### RECORDED DATA ###

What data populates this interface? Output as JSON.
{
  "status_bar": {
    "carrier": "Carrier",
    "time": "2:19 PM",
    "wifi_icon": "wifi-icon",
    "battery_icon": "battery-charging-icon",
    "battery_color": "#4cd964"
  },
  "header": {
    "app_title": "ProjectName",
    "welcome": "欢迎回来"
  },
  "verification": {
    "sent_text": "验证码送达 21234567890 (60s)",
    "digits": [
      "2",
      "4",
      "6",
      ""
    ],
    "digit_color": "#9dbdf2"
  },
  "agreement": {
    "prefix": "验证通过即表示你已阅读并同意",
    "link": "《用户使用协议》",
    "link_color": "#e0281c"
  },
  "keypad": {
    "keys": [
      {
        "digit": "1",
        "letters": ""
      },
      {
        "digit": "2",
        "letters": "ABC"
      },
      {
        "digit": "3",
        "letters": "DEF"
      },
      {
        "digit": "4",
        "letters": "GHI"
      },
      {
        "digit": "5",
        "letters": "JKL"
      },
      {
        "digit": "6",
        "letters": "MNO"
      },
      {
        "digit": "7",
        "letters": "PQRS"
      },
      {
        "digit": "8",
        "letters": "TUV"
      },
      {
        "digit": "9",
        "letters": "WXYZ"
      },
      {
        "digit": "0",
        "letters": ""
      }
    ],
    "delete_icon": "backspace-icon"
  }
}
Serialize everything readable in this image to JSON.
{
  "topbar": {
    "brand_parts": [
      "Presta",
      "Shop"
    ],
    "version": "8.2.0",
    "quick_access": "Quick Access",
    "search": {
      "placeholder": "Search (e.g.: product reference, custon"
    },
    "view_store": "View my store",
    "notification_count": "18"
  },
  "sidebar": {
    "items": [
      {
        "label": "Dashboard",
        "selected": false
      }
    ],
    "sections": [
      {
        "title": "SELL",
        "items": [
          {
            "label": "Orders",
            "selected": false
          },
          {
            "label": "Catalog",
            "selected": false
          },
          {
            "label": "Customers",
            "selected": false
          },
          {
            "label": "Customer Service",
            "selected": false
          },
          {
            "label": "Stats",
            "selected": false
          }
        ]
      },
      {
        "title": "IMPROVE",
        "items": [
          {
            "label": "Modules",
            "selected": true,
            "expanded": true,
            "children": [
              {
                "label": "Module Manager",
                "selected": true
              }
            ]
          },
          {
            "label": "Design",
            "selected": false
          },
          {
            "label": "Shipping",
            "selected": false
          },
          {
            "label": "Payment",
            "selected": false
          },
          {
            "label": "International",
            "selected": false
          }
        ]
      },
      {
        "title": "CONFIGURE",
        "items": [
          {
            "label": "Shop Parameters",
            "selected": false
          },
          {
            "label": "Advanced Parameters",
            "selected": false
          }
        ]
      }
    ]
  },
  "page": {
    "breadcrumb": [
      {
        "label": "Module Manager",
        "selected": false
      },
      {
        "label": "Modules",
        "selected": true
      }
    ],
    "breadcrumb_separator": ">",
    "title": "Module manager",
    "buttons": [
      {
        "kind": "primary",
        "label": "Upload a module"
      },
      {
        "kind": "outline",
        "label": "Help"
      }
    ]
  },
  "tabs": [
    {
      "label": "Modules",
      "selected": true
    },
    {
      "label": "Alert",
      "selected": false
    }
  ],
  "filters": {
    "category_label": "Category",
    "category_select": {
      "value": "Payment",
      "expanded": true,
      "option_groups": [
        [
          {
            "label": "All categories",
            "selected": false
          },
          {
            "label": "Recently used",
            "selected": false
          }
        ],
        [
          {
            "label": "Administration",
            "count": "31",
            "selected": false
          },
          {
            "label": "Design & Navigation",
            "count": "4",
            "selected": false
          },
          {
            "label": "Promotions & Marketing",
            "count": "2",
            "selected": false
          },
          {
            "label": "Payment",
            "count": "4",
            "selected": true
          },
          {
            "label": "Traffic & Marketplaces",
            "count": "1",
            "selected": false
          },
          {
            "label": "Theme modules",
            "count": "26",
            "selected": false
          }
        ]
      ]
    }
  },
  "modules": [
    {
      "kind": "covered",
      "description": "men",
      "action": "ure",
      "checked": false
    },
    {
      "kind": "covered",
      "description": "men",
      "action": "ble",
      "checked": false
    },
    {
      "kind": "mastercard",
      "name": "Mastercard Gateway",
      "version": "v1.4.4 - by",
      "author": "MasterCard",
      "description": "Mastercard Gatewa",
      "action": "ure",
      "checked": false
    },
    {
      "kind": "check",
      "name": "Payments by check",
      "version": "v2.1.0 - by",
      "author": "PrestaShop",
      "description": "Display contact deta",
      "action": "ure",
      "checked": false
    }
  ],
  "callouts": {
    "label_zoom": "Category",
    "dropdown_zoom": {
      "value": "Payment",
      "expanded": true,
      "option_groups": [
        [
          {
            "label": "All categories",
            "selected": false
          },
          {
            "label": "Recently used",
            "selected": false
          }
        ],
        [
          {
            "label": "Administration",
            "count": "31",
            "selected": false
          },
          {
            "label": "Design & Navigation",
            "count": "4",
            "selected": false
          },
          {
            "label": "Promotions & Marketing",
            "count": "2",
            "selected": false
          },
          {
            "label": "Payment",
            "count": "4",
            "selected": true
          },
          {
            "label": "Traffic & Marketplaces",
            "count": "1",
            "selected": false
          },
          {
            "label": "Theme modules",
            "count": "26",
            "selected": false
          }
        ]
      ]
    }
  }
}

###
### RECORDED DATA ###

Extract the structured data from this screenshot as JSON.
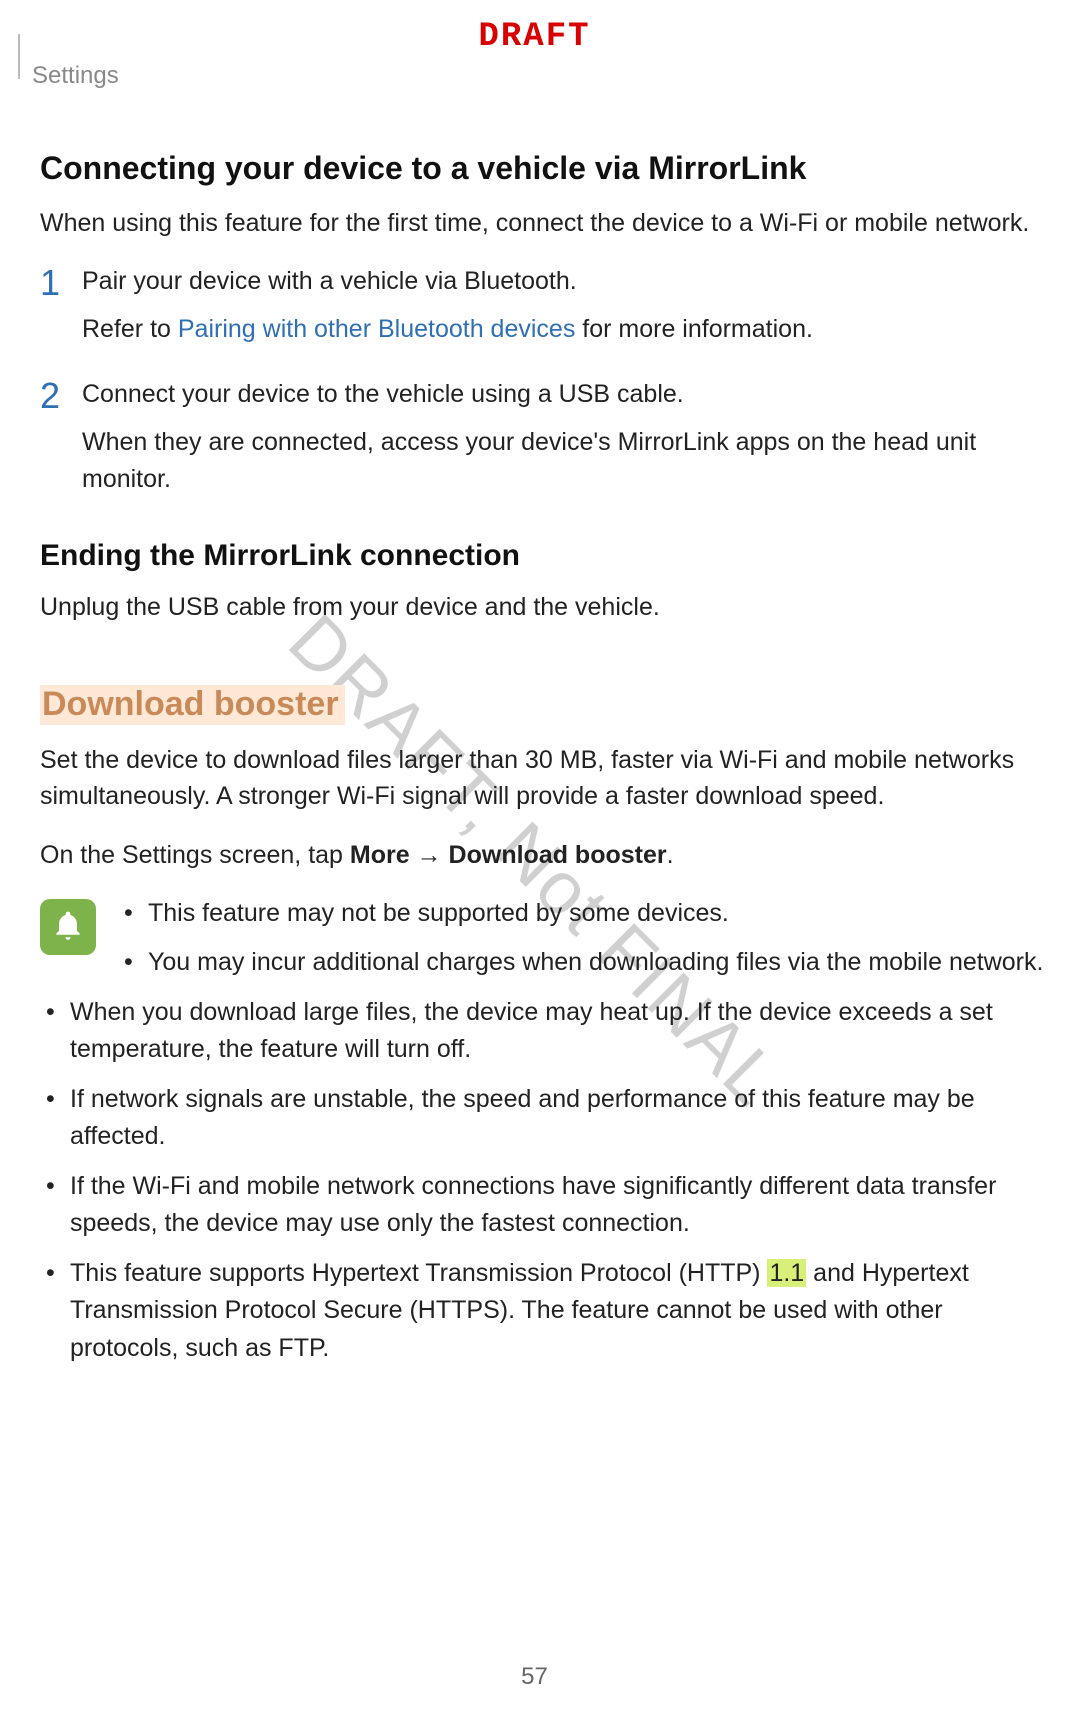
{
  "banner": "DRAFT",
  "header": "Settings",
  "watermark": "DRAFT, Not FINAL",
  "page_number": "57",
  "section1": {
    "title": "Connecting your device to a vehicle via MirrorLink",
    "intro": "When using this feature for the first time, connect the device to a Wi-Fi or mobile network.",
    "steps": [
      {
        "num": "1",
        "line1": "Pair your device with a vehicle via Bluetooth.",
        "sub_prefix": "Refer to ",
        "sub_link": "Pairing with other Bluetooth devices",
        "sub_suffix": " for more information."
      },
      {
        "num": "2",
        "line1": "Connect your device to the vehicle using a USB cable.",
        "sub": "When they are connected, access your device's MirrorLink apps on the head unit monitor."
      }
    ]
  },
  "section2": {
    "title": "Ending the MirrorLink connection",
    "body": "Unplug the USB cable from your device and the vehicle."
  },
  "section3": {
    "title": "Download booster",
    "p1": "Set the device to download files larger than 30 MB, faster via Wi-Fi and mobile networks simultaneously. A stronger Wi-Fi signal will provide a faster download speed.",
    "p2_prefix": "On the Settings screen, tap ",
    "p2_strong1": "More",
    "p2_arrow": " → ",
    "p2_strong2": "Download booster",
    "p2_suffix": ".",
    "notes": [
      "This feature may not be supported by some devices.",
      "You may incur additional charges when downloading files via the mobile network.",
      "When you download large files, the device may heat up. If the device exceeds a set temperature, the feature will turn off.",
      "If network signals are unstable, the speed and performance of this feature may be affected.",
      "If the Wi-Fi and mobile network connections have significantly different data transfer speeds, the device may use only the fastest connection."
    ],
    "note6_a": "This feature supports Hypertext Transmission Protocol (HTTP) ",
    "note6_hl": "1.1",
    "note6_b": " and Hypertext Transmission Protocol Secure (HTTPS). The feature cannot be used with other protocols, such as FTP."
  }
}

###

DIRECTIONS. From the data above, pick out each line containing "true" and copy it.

SOLVED PROBLEM.
            "selected": true,
            "expanded": true,
                "selected": true
        "selected": true
      "selected": true
      "expanded": true,
            "selected": true
      "expanded": true,
            "selected": true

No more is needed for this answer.